__EXERCISE__. Write out the data exactly, every line included.
***** TASK MATERIAL
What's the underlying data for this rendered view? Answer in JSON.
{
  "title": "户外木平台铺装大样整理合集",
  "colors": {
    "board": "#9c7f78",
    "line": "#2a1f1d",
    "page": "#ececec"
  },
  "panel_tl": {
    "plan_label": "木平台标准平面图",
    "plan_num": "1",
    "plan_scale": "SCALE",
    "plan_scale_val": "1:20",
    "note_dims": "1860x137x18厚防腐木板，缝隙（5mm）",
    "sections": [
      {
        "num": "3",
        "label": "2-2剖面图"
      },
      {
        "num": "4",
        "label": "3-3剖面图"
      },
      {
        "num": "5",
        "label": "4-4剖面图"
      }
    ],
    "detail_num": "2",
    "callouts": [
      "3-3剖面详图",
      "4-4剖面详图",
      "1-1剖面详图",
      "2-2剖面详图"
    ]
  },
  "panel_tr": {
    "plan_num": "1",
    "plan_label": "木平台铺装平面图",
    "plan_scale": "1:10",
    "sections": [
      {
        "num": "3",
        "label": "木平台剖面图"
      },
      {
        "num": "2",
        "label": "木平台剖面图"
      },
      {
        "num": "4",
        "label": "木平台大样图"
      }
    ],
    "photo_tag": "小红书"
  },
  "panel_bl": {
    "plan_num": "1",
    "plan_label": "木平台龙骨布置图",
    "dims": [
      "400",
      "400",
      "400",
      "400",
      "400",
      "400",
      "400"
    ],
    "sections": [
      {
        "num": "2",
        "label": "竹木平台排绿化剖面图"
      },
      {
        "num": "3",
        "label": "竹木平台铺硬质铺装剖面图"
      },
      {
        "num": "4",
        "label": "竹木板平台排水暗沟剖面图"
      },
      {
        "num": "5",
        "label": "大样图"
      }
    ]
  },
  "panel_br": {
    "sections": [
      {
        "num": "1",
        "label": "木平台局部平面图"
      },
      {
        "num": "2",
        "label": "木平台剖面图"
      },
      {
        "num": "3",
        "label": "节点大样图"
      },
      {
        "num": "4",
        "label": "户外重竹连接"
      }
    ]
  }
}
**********
__PROBLEM SOLUTION__.
What's the underlying data for this rendered view? Answer in JSON.
{
  "title": "户外木平台铺装大样整理合集",
  "colors": {
    "board": "#9c7f78",
    "line": "#2a1f1d",
    "page": "#ececec"
  },
  "panel_tl": {
    "plan_label": "木平台标准平面图",
    "plan_num": "1",
    "plan_scale": "SCALE",
    "plan_scale_val": "1:20",
    "note_dims": "1860x137x18厚防腐木板，缝隙（5mm）",
    "sections": [
      {
        "num": "3",
        "label": "2-2剖面图"
      },
      {
        "num": "4",
        "label": "3-3剖面图"
      },
      {
        "num": "5",
        "label": "4-4剖面图"
      }
    ],
    "detail_num": "2",
    "callouts": [
      "3-3剖面详图",
      "4-4剖面详图",
      "1-1剖面详图",
      "2-2剖面详图"
    ]
  },
  "panel_tr": {
    "plan_num": "1",
    "plan_label": "木平台铺装平面图",
    "plan_scale": "1:10",
    "sections": [
      {
        "num": "3",
        "label": "木平台剖面图"
      },
      {
        "num": "2",
        "label": "木平台剖面图"
      },
      {
        "num": "4",
        "label": "木平台大样图"
      }
    ],
    "photo_tag": "小红书"
  },
  "panel_bl": {
    "plan_num": "1",
    "plan_label": "木平台龙骨布置图",
    "dims": [
      "400",
      "400",
      "400",
      "400",
      "400",
      "400",
      "400"
    ],
    "sections": [
      {
        "num": "2",
        "label": "竹木平台排绿化剖面图"
      },
      {
        "num": "3",
        "label": "竹木平台铺硬质铺装剖面图"
      },
      {
        "num": "4",
        "label": "竹木板平台排水暗沟剖面图"
      },
      {
        "num": "5",
        "label": "大样图"
      }
    ]
  },
  "panel_br": {
    "sections": [
      {
        "num": "1",
        "label": "木平台局部平面图"
      },
      {
        "num": "2",
        "label": "木平台剖面图"
      },
      {
        "num": "3",
        "label": "节点大样图"
      },
      {
        "num": "4",
        "label": "户外重竹连接"
      }
    ]
  }
}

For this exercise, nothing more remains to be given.